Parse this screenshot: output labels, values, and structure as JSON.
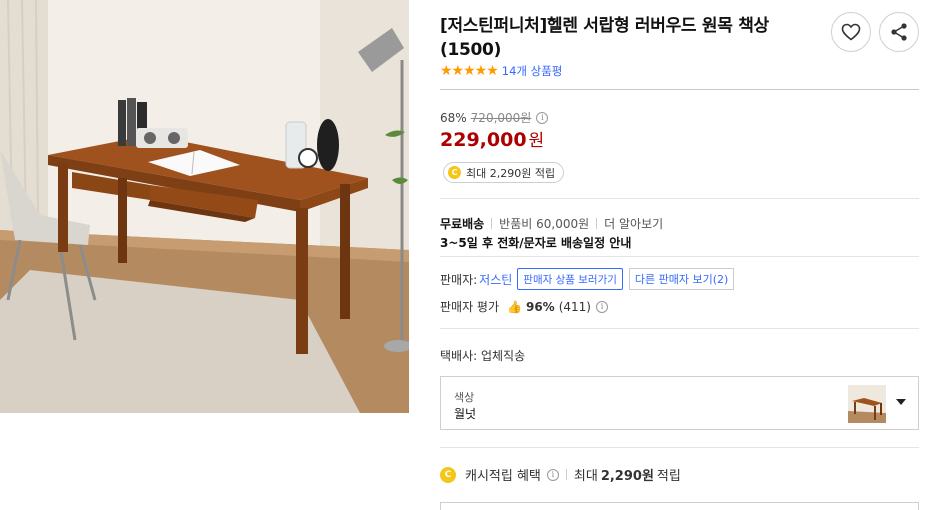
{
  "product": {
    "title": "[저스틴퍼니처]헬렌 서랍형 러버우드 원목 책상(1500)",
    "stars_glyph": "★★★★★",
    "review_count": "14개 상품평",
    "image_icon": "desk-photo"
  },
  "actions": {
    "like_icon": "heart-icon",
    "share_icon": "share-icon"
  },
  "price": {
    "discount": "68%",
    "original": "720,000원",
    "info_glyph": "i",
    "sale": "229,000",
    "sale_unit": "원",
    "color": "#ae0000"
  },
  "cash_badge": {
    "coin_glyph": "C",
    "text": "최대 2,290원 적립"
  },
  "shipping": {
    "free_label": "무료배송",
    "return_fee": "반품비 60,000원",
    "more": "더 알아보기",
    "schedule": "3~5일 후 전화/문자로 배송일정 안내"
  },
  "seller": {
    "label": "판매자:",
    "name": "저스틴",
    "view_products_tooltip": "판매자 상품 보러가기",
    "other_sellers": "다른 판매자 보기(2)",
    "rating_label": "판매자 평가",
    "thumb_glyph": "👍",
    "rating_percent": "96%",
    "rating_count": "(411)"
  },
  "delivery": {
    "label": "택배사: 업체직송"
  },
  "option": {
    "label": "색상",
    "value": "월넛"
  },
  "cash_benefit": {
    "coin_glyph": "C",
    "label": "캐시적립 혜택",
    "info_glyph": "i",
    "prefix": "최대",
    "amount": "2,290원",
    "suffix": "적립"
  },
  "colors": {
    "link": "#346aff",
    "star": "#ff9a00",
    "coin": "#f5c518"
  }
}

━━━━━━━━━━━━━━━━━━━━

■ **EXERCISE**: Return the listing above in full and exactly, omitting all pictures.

■ **TASK RESPONSE**:
Parse this screenshot: output labels, values, and structure as JSON.
{
  "product": {
    "title": "[저스틴퍼니처]헬렌 서랍형 러버우드 원목 책상(1500)",
    "stars_glyph": "★★★★★",
    "review_count": "14개 상품평",
    "image_icon": "desk-photo"
  },
  "actions": {
    "like_icon": "heart-icon",
    "share_icon": "share-icon"
  },
  "price": {
    "discount": "68%",
    "original": "720,000원",
    "info_glyph": "i",
    "sale": "229,000",
    "sale_unit": "원",
    "color": "#ae0000"
  },
  "cash_badge": {
    "coin_glyph": "C",
    "text": "최대 2,290원 적립"
  },
  "shipping": {
    "free_label": "무료배송",
    "return_fee": "반품비 60,000원",
    "more": "더 알아보기",
    "schedule": "3~5일 후 전화/문자로 배송일정 안내"
  },
  "seller": {
    "label": "판매자:",
    "name": "저스틴",
    "view_products_tooltip": "판매자 상품 보러가기",
    "other_sellers": "다른 판매자 보기(2)",
    "rating_label": "판매자 평가",
    "thumb_glyph": "👍",
    "rating_percent": "96%",
    "rating_count": "(411)"
  },
  "delivery": {
    "label": "택배사: 업체직송"
  },
  "option": {
    "label": "색상",
    "value": "월넛"
  },
  "cash_benefit": {
    "coin_glyph": "C",
    "label": "캐시적립 혜택",
    "info_glyph": "i",
    "prefix": "최대",
    "amount": "2,290원",
    "suffix": "적립"
  },
  "colors": {
    "link": "#346aff",
    "star": "#ff9a00",
    "coin": "#f5c518"
  }
}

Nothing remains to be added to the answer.